Conveyancing is the process through which a professional transfers a legal title deed of property from one person to another. Before the transfer is done, a lot of work is required to ensure that the transaction is both legal and both parties are on board. The parties involved in the conveyancing process are the sellers of the property and the people seeking to purchase it. Here are a few things that happen during the conveyancing process of buying property.

A Draft Contract and Investigation

Once you have chosen a residence you want to purchase, buyers are required to send in paperwork with their identification papers. After this, the seller provides a draft contract on the commercial property accompanied by the relevant documents concerning the property. After this, the conveyancer goes ahead to investigate the papers sent by the seller. In case of any problems or questions, the professionals contact the seller to settle them.

Report and Signing

After the professionals have confirmed that the documents are legitimate and all their questions have been answered satisfactorily, the conveyancers make a report. In this, the professionals include an acceptable mortgage offer and also the total amount the buyer is supposed to pay. If you are satisfied with the paperwork presented, a signing is scheduled where the completion date for payment is agreed upon. If you opt to pay through a mortgage, ten per cent of the total amount is expected to be paid at this point.

Exchange of Contracts and Moving In

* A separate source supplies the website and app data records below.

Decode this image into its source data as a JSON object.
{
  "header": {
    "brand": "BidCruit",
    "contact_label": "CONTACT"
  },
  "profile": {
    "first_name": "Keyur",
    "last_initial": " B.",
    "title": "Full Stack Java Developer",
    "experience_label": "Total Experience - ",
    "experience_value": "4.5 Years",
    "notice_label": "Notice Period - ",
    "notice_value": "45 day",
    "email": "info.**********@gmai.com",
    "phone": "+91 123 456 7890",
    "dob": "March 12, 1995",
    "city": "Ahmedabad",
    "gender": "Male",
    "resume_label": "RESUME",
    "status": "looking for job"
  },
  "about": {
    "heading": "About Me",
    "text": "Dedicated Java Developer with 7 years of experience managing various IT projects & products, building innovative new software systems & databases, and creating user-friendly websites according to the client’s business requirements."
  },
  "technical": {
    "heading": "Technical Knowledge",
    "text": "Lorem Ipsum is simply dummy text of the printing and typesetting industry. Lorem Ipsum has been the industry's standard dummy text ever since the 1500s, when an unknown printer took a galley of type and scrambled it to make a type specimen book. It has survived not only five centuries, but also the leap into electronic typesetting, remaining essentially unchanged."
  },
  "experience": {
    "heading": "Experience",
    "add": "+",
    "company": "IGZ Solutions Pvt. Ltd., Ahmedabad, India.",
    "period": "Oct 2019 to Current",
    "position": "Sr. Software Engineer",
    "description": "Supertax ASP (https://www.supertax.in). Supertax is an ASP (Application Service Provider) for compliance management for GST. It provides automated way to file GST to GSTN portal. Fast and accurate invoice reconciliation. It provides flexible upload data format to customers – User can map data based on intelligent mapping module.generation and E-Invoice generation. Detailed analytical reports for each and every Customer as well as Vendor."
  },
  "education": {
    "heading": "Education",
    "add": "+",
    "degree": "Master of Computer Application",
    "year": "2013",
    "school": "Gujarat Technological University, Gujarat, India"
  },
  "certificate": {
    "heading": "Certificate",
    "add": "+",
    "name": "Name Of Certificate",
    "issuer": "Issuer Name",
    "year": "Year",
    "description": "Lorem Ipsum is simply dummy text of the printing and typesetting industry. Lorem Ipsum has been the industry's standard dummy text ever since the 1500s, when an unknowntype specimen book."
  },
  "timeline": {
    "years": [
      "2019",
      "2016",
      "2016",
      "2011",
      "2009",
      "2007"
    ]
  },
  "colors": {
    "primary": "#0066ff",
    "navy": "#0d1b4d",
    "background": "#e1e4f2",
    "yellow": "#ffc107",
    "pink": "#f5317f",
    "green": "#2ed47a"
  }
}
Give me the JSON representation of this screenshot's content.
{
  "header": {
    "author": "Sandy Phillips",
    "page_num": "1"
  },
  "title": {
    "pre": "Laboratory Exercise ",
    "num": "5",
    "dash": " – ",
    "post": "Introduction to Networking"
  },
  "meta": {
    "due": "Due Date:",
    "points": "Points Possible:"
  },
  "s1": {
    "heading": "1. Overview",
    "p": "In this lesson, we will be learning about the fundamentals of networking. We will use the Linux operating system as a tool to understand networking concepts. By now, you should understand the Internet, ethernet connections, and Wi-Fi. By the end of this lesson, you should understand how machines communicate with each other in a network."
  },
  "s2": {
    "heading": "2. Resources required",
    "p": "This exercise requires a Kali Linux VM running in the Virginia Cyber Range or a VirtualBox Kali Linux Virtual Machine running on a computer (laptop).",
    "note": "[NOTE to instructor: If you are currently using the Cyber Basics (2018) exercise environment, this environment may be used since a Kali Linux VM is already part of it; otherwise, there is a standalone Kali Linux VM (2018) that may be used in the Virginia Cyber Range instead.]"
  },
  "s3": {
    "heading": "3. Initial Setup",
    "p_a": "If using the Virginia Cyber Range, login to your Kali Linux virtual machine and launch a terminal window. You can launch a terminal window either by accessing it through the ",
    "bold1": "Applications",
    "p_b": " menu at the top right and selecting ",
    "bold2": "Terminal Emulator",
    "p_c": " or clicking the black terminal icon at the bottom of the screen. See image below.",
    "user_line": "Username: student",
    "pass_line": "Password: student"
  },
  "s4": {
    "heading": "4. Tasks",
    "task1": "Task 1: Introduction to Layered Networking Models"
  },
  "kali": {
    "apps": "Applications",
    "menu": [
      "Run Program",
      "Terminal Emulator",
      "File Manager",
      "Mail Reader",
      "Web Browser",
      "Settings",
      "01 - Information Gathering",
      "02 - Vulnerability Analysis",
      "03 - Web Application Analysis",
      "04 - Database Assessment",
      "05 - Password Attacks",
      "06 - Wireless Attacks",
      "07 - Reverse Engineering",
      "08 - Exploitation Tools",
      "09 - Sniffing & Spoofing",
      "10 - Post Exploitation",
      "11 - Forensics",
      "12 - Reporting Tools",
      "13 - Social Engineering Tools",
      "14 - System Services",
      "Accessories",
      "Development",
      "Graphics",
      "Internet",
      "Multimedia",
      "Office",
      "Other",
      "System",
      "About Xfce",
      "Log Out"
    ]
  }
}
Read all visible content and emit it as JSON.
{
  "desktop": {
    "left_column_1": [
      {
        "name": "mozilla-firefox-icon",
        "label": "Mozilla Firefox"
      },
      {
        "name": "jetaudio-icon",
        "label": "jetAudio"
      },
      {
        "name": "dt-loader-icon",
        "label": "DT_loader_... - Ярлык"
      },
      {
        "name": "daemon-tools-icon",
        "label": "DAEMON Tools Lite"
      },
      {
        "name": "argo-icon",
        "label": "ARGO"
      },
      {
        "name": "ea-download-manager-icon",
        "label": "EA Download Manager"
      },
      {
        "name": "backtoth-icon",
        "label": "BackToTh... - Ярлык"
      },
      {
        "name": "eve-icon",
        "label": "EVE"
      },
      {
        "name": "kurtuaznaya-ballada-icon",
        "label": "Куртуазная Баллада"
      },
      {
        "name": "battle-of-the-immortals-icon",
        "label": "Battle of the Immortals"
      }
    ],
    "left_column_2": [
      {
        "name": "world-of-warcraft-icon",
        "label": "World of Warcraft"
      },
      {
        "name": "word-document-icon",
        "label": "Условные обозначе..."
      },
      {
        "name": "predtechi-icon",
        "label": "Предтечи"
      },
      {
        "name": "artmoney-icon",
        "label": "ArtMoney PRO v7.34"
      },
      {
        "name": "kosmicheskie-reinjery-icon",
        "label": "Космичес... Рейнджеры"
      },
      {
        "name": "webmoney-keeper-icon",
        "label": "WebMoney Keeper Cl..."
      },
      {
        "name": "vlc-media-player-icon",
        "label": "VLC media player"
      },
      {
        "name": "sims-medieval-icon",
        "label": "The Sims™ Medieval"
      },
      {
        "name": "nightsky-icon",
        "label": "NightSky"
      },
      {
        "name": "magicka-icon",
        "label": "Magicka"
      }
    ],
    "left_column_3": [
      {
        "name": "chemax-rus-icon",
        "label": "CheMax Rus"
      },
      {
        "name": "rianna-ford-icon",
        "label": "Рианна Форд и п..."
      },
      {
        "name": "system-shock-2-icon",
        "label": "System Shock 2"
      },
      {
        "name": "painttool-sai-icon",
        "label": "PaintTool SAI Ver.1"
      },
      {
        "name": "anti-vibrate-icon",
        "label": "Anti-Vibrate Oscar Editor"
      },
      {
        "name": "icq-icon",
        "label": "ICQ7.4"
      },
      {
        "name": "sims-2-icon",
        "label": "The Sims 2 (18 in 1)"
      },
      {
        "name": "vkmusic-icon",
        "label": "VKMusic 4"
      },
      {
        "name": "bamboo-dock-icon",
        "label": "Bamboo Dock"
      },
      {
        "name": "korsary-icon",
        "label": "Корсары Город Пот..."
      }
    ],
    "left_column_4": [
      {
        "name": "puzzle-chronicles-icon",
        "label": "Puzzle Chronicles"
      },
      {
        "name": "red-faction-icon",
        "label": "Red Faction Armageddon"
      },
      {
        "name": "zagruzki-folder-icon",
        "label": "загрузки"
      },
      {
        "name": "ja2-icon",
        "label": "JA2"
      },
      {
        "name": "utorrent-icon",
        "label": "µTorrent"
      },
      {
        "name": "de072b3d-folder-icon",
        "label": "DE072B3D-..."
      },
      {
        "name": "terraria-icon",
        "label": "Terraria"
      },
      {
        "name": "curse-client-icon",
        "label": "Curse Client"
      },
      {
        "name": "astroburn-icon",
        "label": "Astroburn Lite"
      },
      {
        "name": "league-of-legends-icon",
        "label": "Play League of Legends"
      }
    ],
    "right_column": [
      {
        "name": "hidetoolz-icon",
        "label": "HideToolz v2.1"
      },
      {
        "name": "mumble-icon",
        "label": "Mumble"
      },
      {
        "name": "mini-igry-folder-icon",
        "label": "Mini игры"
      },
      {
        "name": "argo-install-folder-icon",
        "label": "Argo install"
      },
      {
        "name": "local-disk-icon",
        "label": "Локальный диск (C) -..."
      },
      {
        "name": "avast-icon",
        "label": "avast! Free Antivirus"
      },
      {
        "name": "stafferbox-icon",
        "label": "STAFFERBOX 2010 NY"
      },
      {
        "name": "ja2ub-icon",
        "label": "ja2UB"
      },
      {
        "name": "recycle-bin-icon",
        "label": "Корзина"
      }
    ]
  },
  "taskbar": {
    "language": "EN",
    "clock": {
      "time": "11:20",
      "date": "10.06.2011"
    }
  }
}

At this point, many factors, for example, the completion date, have already been agreed on by both the seller and buyer. Contracts, including all the details of the transactions, are exchanged and signed by both parties. The contracts exchanged are usually legally binding. After the full purchase is made, the real estate agent hands the buyer the keys to the property, and the whole process comes to a close.